business concerns to compete in the American economy through business development. Previously, the
SBA did not place adequate emphasis on business development to enhance the ability of 8(a) firms to
compete, and did not adequately ensure that only 8(a) firms with economically disadvantaged owners in
need of business development remained in the program. Companies that were “business successes”
were allowed to remain in the program and continue to receive 8(a) contracts, causing fewer companies
to receive most of the 8(a) contract dollars and many to receive none.
The SBA has made progress towards addressing issues that hinder its ability to deliver an effective 8(a)
BD Program. For example, the SBA expanded its ability to provide assistance to program participants
through its resource partners—small business development centers, service corps of retired executives,
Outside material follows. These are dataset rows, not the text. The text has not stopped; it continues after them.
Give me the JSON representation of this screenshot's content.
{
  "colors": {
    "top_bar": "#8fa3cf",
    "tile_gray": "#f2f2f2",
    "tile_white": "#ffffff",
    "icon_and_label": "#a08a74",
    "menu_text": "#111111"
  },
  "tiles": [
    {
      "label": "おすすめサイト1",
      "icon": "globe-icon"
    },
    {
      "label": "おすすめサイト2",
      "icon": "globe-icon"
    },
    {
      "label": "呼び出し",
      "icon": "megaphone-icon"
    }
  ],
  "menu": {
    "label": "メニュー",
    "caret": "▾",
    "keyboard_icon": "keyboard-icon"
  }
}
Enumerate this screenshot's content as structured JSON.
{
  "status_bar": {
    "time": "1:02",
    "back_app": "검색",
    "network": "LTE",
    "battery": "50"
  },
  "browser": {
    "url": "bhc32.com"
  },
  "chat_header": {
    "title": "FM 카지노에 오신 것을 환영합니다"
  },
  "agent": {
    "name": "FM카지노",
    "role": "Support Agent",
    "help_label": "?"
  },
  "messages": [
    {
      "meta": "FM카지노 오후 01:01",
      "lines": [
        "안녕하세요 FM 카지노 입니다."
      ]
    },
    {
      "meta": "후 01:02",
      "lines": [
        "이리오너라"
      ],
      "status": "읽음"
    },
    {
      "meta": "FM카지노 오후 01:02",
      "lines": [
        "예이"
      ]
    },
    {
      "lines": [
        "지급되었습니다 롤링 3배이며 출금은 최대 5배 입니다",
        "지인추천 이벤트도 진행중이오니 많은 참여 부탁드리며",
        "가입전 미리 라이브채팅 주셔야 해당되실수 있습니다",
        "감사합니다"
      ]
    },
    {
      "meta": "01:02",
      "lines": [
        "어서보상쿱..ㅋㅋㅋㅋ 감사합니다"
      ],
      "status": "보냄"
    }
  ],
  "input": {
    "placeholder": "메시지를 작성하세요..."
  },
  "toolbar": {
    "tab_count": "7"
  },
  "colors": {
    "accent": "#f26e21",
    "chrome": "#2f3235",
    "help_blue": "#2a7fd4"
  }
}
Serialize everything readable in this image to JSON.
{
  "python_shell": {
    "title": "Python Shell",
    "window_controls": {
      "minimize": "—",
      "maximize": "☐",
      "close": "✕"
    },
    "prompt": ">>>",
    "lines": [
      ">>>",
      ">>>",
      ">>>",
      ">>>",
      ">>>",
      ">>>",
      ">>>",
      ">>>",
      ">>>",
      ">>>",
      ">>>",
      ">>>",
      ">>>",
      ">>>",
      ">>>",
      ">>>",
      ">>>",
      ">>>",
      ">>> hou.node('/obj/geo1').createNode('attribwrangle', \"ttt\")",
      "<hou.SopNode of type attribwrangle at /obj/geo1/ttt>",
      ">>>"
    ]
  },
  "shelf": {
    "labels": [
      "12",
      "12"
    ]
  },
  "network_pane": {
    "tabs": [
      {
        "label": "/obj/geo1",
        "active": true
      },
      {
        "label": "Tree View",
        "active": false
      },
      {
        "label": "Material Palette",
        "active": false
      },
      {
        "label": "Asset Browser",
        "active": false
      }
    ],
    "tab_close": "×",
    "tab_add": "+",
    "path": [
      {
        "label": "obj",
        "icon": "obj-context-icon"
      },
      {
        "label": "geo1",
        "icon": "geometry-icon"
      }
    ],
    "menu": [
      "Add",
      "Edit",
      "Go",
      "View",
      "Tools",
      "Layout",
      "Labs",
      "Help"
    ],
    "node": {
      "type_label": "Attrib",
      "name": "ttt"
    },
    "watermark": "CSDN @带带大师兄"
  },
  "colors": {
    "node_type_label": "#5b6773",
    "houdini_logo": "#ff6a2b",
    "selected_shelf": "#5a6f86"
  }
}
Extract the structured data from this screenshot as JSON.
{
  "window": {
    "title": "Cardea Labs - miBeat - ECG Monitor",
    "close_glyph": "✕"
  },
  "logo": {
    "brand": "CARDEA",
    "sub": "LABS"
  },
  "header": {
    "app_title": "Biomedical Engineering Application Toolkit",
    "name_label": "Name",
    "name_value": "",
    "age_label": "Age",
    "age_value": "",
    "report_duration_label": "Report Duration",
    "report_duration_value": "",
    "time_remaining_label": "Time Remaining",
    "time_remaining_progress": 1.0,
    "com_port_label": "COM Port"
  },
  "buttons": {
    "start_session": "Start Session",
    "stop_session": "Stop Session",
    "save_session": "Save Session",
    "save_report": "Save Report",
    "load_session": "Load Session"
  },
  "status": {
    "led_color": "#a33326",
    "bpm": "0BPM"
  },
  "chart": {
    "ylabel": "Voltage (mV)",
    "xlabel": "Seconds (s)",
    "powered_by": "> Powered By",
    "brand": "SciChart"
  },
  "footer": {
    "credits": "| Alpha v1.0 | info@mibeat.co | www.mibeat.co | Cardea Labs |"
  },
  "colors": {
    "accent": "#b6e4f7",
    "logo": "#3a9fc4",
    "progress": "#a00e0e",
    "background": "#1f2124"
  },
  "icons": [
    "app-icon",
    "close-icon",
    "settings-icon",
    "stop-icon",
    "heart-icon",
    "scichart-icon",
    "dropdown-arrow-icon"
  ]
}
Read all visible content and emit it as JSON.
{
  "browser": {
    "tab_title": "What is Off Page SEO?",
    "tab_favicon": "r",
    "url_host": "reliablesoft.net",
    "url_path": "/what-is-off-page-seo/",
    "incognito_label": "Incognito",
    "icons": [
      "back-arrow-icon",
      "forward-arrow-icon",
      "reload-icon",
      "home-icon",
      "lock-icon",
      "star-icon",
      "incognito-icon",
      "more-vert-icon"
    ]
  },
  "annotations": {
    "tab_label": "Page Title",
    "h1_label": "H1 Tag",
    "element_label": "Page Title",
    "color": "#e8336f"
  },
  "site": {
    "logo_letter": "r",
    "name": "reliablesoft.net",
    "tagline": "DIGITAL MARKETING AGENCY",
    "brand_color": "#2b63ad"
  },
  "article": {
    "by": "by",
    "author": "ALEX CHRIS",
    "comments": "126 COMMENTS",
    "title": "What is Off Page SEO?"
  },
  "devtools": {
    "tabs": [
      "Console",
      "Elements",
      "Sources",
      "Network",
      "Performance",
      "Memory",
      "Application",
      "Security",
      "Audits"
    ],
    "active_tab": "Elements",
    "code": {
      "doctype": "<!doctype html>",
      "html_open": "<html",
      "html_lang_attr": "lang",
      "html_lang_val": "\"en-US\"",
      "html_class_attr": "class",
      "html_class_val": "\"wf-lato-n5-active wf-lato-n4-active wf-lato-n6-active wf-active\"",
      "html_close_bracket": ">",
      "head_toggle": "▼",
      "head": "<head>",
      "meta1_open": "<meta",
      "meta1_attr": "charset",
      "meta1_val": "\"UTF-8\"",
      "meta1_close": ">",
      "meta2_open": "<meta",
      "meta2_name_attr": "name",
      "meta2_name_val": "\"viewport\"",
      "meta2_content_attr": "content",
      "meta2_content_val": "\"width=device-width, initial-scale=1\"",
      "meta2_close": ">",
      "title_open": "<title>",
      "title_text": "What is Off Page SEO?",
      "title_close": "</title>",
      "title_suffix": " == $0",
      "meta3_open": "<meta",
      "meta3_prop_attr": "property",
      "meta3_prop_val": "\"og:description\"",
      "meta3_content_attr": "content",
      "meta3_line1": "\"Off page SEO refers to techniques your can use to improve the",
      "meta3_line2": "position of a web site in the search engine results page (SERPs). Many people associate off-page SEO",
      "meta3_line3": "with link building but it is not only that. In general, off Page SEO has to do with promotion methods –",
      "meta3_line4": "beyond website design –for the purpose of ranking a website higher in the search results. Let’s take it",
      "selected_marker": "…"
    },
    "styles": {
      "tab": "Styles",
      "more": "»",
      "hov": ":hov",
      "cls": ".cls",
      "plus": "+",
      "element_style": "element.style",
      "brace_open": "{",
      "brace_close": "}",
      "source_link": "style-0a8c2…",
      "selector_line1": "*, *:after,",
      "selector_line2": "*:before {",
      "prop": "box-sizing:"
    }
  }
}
and procurement technical assistance centers. In addition, the SBA has taken steps to ensure business
opportunity specialists assess program participants’ business development needs during site visits. The
SBA also revised its regulations, effective March 2011, to ensure that companies deemed “business
successes” graduate from the program. These regulations also establish additional standards to address
the definition of “economic disadvantage.” Agency officials stated that the rule-making process served
as an adequate proxy to objectively and reasonably determine effective measures for economic
disadvantage, and were not aware of any reliable sources of data to determine economic disadvantage.
However, for the second consecutive year, the SBA has not completed updating its SOP for the 8(a) BD
Program to reflect the March 2011 regulatory changes. In addition, we continue to maintain that the
SBA’s standards for determining economic disadvantage are not justified or objective based on the
absence of economic analysis. In December 2011, the SBA awarded a contract to develop and deploy a
new IT system by December 2012 to assist the SBA in monitoring 8(a) program participants. However,
the new system has not been deployed, and its delivery date and capabilities are undetermined at this
November 12, 2014 by cs
The Army Contracting Command Office at Fort Gordon is inviting vendors to participate in its open house scheduled for Tuesday, Dec. 2, 2014.
Acquisition forecast details for 2015 will be presented.
Event details are as follows:
Date: December 02, 2014
Time: 8:00 to 11:30 a.m.
Check-In: 7:30 to 8:00 am
Place: Alexander Hall, Building 29805. Fort Gordon, GA 30905
Advance registration is required. Instructions for registering appear on the flyer located here.
November 6, 2014 by cs
The Georgia District Office of the Small Business Administration (SBA) is conducting a workshop on Wednesday, Nov. 12, 2014 for small businesses interested in learning about the eligibility requirements associated with the SBA’s 8(a) Business Development and Historically Underutilized Business Zone (HUBZone) programs.
The workshop will be held at 233 Peachtree St. NE, Ste. 1900, Harris Tower, Peachtree Center Mall, Atlanta, GA, 30303, from 10:00am until noon.
In order to attend, pre-registration is required. To register, click on this link: http://events.sba.gov/eventmanagement/EventRegistration.aspx?id=838a3859-3c5d-e311-9914-02bfa56e2a24.